This paper presents new evidence on the reasons for the recent decline in
the fraction of unemployed workers who receive unemployment insurance benefits.
Using samples of unemployed workers from the March Current Population Survey,
we estimate the fraction of unemployed workers who are potentially eligible for
benefits in each year and compare this to the fraction who actually receive
unemployment compensation. Perhaps surprisingly, we find that the decline in
the fraction of insured unemployment is due to a decline in the takeup rate for
benefits. Our estimates indicate that takeup rates declined abruptly between
l98O and 1982, leading to a 6 percentage point decline in the fraction of the
unemployed who receive benefits.
We go on to analyse the determinants of the takeup rate for unemployment

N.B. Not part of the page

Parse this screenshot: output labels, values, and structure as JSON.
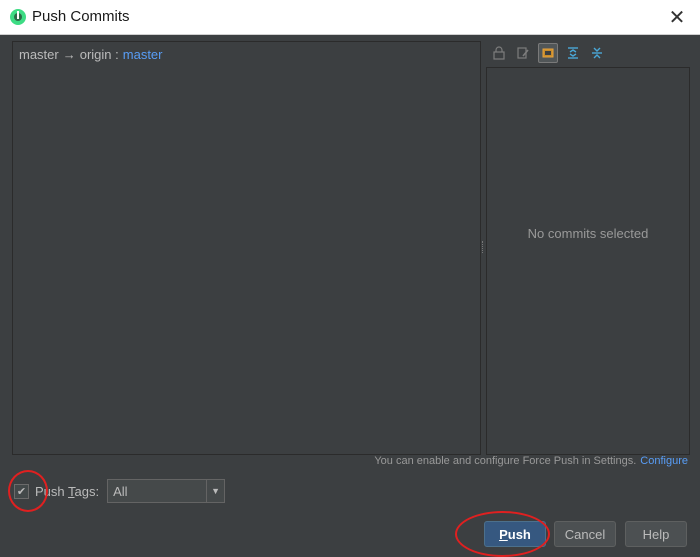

benefits, using both aggregated state-level data and micro-data from the Panel
Study of Income Dynamics. Changes in the regional distribution of unemployment
account for roughly one-half of the decline in average takeup rates. The
remainder of the change is largely unexplained.